* _Task item_: Your answer must be a single number: how many lines in the records include the word "Manage".

[Data records for software interfaces]
....

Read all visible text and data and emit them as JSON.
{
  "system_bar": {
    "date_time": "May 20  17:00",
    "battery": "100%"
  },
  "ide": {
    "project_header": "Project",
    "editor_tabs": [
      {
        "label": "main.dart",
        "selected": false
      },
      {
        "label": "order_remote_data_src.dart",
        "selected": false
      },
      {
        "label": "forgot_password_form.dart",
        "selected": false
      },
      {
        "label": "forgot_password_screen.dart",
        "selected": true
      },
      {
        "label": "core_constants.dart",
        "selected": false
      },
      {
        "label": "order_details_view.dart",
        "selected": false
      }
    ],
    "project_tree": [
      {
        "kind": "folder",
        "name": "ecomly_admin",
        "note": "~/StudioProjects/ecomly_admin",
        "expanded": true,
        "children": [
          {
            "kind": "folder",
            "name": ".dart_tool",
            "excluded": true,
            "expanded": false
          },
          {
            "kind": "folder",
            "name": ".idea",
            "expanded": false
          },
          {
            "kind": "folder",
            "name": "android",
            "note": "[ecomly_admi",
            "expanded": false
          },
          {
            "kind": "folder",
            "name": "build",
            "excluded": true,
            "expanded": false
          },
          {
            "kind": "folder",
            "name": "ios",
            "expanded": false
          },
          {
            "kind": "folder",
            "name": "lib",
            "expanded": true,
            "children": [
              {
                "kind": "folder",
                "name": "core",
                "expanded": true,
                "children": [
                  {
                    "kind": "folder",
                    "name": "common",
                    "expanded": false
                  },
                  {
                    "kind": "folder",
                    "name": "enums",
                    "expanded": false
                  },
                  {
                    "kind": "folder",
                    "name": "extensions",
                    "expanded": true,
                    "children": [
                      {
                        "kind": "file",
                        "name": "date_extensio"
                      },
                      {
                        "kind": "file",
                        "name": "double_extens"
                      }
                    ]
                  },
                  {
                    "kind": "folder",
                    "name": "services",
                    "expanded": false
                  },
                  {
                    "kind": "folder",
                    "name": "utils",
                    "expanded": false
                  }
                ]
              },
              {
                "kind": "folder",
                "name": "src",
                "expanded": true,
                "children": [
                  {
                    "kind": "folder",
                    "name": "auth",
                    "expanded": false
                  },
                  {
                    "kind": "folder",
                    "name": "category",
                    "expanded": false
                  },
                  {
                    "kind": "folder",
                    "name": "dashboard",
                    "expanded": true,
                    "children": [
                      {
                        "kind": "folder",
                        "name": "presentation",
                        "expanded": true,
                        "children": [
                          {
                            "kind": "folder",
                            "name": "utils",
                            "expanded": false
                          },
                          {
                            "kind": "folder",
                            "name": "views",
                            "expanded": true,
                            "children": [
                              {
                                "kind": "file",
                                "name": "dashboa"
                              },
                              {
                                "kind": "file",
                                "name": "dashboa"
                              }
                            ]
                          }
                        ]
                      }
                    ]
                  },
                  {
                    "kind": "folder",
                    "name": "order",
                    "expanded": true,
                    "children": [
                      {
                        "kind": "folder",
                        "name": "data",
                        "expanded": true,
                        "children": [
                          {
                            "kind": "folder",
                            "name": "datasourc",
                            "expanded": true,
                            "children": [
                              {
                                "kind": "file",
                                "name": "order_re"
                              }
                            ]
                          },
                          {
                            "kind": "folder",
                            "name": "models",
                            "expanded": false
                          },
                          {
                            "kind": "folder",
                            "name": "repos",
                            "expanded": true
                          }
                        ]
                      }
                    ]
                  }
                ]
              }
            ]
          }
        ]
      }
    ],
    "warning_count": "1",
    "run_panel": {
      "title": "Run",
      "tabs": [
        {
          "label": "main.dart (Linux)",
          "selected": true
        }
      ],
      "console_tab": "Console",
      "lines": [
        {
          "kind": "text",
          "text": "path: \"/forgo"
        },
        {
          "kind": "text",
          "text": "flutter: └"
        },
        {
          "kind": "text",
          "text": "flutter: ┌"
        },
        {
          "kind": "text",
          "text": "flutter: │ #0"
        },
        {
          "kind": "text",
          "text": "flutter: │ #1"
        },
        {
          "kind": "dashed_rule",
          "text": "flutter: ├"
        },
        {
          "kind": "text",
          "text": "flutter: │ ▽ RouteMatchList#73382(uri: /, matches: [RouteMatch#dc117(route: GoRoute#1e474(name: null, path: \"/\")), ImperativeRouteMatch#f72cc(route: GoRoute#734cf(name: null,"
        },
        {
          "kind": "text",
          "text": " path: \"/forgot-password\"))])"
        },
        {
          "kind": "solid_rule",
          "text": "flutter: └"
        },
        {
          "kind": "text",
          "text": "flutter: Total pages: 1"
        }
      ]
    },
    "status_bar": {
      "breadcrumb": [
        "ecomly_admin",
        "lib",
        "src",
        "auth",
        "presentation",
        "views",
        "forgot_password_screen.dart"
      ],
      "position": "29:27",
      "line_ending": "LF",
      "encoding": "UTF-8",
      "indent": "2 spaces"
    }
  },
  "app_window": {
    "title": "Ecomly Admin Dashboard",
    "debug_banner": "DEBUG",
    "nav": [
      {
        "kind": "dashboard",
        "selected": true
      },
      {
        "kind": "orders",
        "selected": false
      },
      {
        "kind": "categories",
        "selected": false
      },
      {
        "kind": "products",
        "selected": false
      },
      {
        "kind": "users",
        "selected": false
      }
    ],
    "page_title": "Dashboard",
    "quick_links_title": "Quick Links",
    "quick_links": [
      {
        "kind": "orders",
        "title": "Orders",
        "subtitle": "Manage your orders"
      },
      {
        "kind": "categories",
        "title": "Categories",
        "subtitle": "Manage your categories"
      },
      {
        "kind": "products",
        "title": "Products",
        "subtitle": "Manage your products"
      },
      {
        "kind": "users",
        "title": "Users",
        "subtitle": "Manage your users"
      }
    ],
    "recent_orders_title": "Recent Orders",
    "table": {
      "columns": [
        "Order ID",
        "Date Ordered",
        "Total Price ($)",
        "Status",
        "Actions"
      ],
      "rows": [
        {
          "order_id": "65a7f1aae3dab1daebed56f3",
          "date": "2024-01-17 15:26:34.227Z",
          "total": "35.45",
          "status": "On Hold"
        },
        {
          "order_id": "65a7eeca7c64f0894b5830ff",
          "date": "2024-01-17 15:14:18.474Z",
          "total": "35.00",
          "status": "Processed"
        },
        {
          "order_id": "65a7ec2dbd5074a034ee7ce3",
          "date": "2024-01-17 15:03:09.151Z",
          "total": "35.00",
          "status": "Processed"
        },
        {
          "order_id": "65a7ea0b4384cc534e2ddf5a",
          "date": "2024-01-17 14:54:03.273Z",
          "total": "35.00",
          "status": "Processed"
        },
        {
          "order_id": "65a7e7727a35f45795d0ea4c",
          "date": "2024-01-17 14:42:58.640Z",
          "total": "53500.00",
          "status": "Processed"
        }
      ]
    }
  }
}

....

* _Solution for this exercise_: 4